John Oceguera ran for the Nevada Assembly for two reasons: His family has always been involved in small-town politics and he thought he could make a difference.
“They raised me to always give back,” Oceguera, 42, said of his parents. “I had that ingrained in me from a young age.”
He gives back to his community of North Las Vegas in a big way. In addition to representing the area in the Assembly, Oceguera has been a firefighter for 22 years. Prior to joining the North Las Vegas fire department, Oceguera served as a firefighter at the Naval Air Station in Nevada.
Since being elected to the Assembly in 2000, Oceguera has had to balance the job of being a firefighter with serving in the Assembly. The on-and-off schedule of a firefighter made things a little easier to make his role as a part-time legislator work.
But things are a little more hectic now. Oceguera is a battalion chief for the North Las Vegas Fire Department and the new Speaker of the Assembly.
“It’s made for 100 hour work weeks,” he told Capitol Ideas.
Things are likely to get tougher. The current legislative session, which began the first week in February, is very budget-driven.
“I’m going to be particularly involved in jobs, jobs, jobs, and the economy and how we get our state back on track,” Oceguera said.
Nevada has been hit hard by the economic crisis. Oceguera said his state has a 50 percent revenue deficit. “We’re in pretty bad shape,” he said.
His immediate goals upon taking the reigns of the state assembly were to address one of the biggest changes he’s seen over the years—the Washington-style partisanship that has crept into state legislatures more and more.
“I think the public wants us to work together,” he said. “I think they don’t want us to bicker and fight. They want solutions.”
On that issue, he’ll take heed to the best advice he’s received: “Consensus is found in the middle. It’s not found on the extremes,” Oceguera said. “If you can work toward the middle and work toward compromise, you’re probably going to have a successful career.”
Nevada is a term-limited state and has a lot of new members in its current session. He’d offer the new members the same advice he was given.

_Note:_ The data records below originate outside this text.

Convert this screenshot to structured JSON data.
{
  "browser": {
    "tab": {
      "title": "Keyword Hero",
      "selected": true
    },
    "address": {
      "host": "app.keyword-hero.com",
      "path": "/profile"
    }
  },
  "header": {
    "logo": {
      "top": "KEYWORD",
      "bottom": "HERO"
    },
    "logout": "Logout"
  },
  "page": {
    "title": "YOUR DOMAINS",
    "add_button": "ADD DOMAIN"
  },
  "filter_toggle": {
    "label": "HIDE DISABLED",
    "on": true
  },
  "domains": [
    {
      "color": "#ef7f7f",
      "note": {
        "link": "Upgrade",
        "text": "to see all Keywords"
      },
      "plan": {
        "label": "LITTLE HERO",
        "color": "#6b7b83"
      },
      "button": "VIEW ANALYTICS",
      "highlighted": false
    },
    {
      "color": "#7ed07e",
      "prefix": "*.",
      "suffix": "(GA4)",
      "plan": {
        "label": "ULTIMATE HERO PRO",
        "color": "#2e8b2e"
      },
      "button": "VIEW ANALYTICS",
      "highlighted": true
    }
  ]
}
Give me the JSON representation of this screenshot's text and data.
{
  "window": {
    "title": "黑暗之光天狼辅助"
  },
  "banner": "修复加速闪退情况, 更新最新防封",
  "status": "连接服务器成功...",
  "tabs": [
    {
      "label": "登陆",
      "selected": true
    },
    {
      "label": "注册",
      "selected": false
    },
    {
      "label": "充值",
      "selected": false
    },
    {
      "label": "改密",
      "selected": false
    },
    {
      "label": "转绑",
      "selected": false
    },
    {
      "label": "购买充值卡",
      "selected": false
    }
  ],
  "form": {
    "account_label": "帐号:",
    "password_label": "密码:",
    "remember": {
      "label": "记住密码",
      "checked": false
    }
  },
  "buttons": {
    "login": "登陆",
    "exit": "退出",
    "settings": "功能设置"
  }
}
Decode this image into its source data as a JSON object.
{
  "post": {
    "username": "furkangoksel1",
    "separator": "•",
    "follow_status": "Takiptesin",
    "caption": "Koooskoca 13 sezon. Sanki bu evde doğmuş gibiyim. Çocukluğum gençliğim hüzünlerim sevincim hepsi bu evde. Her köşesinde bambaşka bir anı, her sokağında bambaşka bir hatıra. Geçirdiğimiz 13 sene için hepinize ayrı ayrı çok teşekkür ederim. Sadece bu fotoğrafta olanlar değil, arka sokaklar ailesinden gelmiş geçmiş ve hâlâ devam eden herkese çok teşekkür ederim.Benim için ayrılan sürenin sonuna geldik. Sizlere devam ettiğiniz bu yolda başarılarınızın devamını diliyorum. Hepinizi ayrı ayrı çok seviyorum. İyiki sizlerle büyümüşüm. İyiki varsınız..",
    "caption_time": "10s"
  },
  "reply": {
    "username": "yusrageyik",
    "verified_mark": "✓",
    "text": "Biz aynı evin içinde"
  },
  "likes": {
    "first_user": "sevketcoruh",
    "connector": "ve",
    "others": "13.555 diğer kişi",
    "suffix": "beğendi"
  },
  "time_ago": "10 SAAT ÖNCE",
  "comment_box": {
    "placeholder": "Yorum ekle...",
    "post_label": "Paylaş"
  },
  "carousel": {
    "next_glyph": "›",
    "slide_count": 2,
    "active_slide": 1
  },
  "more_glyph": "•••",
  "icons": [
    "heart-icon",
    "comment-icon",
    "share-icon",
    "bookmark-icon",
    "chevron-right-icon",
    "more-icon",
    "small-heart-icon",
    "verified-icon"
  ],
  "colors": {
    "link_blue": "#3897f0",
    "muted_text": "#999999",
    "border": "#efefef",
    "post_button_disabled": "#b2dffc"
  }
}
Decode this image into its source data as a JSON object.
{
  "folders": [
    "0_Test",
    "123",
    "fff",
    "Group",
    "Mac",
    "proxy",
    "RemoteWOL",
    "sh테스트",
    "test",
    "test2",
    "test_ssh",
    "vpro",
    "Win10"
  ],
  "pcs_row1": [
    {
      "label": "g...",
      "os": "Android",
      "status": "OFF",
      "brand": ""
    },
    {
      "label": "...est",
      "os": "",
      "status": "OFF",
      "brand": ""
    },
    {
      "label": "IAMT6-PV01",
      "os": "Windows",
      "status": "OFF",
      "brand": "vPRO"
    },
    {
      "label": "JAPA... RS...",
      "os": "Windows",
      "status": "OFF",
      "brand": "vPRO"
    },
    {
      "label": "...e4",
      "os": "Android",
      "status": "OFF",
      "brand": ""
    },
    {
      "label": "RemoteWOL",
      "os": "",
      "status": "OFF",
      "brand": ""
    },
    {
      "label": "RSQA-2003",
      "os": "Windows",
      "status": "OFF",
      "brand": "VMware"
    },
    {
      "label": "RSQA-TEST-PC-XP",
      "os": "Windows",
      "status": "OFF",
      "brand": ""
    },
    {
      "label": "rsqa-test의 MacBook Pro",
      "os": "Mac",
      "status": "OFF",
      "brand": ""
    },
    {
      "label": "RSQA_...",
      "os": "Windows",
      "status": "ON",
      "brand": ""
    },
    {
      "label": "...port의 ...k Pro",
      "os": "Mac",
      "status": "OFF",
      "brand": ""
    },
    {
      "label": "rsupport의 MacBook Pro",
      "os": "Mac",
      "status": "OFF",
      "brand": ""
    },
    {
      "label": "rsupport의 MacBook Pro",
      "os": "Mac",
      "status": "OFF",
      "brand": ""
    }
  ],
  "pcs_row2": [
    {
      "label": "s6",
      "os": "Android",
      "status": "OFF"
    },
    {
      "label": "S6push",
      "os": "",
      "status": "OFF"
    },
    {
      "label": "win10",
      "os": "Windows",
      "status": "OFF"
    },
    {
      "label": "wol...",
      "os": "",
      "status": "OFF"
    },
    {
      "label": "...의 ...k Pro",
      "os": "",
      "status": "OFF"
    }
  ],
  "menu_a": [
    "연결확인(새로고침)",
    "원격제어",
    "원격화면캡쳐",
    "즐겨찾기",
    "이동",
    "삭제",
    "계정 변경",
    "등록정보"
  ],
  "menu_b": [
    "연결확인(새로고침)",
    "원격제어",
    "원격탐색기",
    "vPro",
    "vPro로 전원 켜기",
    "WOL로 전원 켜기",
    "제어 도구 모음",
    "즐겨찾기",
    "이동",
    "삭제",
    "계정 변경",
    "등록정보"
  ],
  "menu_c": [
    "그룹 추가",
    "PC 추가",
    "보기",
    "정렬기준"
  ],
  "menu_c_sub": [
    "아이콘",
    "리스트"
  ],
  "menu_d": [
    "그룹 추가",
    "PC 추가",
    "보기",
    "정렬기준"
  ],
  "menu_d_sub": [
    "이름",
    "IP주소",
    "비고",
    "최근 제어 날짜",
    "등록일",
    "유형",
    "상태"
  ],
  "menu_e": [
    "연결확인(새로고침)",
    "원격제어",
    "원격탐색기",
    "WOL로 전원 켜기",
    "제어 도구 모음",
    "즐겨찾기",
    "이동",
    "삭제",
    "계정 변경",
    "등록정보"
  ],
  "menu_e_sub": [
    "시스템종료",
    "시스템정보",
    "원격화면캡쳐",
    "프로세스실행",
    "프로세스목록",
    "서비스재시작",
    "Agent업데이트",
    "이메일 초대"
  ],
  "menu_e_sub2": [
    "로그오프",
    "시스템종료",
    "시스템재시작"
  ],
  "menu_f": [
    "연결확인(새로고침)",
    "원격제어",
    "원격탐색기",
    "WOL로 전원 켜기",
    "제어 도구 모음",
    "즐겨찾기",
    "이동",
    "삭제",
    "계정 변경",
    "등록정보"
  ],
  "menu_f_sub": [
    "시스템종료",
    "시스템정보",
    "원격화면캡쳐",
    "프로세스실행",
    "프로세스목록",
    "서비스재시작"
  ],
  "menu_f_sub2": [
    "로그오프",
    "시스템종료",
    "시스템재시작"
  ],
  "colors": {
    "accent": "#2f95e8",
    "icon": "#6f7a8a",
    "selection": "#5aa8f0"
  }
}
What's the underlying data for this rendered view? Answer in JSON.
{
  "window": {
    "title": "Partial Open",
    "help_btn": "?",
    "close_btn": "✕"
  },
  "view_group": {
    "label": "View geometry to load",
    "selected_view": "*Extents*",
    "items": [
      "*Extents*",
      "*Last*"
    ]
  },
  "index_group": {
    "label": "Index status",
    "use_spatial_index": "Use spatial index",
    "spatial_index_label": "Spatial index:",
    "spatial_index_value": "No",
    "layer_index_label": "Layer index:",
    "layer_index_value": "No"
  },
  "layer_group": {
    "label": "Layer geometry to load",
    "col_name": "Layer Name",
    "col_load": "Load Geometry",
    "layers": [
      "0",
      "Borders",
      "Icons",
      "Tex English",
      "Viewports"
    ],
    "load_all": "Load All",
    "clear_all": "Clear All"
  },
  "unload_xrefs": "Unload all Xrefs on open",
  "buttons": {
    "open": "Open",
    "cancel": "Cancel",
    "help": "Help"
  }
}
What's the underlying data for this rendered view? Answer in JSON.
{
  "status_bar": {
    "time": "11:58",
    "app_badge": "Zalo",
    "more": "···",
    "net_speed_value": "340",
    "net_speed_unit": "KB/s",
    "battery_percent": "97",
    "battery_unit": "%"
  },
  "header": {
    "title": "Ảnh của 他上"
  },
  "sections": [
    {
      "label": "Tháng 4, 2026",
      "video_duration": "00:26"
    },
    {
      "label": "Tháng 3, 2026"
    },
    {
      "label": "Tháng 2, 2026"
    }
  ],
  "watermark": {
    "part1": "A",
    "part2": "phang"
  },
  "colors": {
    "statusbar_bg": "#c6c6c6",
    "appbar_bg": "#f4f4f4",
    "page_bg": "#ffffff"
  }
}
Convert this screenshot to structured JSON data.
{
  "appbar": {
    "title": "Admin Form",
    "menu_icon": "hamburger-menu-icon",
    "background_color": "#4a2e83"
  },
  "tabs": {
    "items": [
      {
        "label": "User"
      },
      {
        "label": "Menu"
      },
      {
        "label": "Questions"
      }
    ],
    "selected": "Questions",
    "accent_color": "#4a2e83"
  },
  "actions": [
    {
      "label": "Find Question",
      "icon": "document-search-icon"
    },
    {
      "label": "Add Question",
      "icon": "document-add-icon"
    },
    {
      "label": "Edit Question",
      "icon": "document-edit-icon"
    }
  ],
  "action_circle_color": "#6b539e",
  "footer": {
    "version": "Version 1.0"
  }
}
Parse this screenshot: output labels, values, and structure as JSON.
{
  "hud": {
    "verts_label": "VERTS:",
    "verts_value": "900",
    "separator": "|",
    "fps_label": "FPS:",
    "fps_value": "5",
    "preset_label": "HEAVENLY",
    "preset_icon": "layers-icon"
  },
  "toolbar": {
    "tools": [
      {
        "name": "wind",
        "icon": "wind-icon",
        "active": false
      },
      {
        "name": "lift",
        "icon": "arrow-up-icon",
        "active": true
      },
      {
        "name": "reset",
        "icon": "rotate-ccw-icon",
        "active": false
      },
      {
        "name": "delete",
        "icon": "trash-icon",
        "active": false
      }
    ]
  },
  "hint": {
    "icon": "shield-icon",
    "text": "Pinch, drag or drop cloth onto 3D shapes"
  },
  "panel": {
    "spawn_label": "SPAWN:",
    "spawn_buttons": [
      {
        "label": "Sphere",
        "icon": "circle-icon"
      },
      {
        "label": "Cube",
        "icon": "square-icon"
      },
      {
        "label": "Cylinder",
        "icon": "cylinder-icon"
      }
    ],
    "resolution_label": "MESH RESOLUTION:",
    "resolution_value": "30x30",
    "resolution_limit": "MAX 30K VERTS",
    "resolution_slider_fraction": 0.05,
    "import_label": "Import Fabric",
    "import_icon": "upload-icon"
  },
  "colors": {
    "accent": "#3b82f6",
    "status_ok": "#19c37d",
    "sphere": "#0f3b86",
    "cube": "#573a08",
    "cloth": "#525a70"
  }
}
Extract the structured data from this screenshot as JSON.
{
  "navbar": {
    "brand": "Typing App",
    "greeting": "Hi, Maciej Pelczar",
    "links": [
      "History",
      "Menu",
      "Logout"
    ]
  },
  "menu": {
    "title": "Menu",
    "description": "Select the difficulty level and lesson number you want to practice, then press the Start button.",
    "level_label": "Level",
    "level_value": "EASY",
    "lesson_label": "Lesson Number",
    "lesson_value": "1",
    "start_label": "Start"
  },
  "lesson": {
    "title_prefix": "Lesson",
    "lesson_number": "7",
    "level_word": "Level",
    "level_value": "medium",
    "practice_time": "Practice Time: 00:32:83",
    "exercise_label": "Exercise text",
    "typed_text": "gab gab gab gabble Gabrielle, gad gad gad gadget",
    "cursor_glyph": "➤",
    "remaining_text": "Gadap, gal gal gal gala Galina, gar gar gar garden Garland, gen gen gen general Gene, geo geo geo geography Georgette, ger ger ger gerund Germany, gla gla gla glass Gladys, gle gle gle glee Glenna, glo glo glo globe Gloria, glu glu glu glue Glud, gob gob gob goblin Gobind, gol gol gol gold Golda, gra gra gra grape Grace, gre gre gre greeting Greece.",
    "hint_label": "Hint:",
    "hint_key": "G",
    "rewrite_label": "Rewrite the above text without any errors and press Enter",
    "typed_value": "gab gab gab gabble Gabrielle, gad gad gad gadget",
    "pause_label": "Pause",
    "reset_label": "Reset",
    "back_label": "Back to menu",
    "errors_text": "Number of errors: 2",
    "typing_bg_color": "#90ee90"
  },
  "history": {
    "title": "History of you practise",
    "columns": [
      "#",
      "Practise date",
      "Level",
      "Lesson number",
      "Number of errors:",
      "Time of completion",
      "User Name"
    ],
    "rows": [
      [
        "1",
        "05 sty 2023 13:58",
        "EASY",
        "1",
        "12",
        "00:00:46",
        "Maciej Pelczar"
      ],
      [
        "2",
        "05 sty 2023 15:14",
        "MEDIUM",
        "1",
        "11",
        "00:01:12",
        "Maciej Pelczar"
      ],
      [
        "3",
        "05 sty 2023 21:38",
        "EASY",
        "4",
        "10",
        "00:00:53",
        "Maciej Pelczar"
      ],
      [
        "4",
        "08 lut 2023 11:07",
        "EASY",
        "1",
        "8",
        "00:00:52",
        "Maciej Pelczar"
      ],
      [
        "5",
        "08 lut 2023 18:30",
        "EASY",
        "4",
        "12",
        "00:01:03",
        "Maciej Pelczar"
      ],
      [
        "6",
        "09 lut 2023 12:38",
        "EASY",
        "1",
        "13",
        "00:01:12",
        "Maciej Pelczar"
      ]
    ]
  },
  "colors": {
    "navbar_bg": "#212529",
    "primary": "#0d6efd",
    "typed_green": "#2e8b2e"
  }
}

“Listen more and talk less,” he said. “There’s a steep learning curve in the legislature and you’re probably better served by listening more and speaking less.”
As for term limits, Oceguera would argue that every state has term limits. “It’s called voting,” he said. Just look at what happened across the country, he said. “People were not happy with the current situation and they voted out a lot of folks.”
Oceguera also wants to work in the current session to make government more efficient and look to the long-term. “Too often, state governments don’t look further ahead than the next session,” he said. “We have to have a plan that looks further in the future.”
The future is important to the fifth-generation Nevadan. And he’s proud of the state’s citizen legislature. “There are people from all walks of life—teachers, firefighters, bankers, lawyers,” said Oceguera, who holds both a master’s degree and law degree from the University of Nevada Las Vegas.
With a busy session and his job as a battalion chief, Oceguera doesn’t have a lot of free time. But he and his family do enjoy the outdoors. He and his wife, Janie, have a 1-year-old son, Jackson.